Frazer saw the resemblance as being that "we both hold that in the mental evolution of humanity an age of magic preceded an age of religion, that the characteristic difference between magic and religion is that, whereas magic aims at controlling nature directly, religion aims at controlling it indirectly through the mediation of a powerful supernatural being or beings to whom man appeals for help and protection." Frazer included an extract from Hegel's Lectures on the Philosophy of Religion. The Golden Bough scandalized the British public when first published, as it included the Christian story of Jesus and the Resurrection in its comparative study. Critics thought this treatment invited an agnostic reading of the Lamb of God as a relic of a pagan religion. For the third edition, Frazer placed his analysis of the Crucifixion in a speculative appendix. Frazer himself accepted that his theories were speculative and that the associations he made were circumstantial and based only on resemblance.

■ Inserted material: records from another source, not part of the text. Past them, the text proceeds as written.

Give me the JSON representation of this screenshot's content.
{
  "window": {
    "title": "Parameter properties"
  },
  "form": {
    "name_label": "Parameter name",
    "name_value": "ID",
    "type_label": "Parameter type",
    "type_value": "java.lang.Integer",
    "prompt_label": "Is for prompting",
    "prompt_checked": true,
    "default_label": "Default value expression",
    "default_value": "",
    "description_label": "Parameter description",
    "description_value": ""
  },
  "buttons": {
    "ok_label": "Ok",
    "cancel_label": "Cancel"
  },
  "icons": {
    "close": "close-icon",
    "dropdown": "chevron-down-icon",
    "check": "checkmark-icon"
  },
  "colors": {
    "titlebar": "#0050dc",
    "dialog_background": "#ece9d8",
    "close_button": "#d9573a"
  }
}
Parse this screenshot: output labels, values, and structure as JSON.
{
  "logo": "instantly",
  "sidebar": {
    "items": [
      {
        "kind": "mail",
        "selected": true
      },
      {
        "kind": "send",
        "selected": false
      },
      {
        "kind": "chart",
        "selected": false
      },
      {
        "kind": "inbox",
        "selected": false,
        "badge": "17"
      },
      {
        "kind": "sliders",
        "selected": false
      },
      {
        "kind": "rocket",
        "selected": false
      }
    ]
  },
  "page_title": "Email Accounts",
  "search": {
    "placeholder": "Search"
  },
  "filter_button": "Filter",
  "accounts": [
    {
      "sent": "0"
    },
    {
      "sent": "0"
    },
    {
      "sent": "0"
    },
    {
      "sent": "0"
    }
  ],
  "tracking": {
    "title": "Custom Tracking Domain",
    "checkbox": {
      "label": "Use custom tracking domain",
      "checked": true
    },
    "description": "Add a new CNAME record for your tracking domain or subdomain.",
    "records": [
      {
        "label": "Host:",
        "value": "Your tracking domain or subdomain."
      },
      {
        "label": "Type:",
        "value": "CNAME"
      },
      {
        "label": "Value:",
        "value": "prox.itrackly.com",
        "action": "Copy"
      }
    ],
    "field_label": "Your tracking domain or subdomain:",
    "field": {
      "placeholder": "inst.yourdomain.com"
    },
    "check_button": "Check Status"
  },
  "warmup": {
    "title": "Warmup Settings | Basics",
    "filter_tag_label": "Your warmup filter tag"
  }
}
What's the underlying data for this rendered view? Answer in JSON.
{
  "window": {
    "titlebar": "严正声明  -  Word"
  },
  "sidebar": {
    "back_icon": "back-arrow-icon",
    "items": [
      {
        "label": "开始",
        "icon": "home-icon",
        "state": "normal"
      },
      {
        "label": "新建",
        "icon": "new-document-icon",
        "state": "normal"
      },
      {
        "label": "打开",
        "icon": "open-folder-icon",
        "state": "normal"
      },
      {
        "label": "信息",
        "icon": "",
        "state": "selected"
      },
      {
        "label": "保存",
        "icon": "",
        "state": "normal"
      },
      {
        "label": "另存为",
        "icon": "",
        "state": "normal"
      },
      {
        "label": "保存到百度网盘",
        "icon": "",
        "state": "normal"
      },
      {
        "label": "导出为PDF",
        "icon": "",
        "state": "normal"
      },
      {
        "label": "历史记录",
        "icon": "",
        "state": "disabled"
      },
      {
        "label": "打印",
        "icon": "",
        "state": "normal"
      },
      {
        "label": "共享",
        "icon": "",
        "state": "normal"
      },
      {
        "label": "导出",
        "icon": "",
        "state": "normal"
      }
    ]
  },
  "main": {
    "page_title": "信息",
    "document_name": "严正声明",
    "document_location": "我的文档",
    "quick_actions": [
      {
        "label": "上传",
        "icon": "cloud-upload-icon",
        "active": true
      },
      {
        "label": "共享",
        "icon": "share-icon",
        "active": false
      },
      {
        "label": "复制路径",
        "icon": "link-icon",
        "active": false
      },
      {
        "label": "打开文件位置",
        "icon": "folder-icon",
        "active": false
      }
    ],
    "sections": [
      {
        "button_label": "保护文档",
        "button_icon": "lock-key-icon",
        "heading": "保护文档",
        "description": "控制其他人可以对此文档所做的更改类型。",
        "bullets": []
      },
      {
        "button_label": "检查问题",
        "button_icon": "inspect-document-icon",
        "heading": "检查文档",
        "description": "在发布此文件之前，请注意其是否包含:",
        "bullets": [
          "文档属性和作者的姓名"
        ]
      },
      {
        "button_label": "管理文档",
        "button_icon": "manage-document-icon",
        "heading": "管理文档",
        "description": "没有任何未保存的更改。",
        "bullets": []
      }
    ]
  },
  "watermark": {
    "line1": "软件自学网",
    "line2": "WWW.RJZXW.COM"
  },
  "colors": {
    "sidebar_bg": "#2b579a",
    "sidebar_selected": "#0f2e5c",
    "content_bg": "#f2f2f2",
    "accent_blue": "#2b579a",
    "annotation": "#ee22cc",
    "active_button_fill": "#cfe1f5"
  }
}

He wrote: "Books like mine speculation, will be superseded sooner or by better induction based on fuller knowledge." In 1922, at the inauguration of the Frazer Lectureship in Anthropology, he said: "It is my earnest wish that the lectureship should be used for the disinterested pursuit of truth, not for the dissemination and propagation of any theories or opinions of mine." Godfrey Lienhardt notes that during Frazer's lifetime, social anthropologists "had for the most part distanced themselves from his theories and opinions", that the lasting influence of The Golden Bough and Frazer's wider body of work "has been in the literary rather than the academic world."Robert Ackerman writes that, for British social anthropologists, Frazer is still "an embarrassment" for being "the most famous of them all" while they now dissociate themselves "from much that he wrote." While The Golden Bough achieved wide "popular appeal" and exerted a "disproportionate" influence "on so many creative writers", Frazer's ideas played "a much smaller part" in the history of academic social anthropology.
Lienhardt himself dismissed Frazer's interpretations of primitive religion as "little more than plausible constructs of own Victorian rationalism", while Ludwig Wittgenstein, in his Remarks on Frazer's Golden Bough, wrote: "Frazer is much more savage than most of his'savages' his explanations of observances are much cruder than the sense of the observances themselves." The book's influence on the emerging discipline of anthropology was pervasive. For example, the Polish anthropologist Bronisław Malinowski read Frazer's work in the original English, afterwards wrote: "No sooner had I read this great work than I became immersed in it and enslaved by it. I realized that anthropology, as presented by Sir James Frazer, is a great science, worthy of as much devotion as any of her elder and more exact studies and I became bound to the service of Frazerian anthropology." However, by the 1920s, Frazer's ideas "began to belong to the p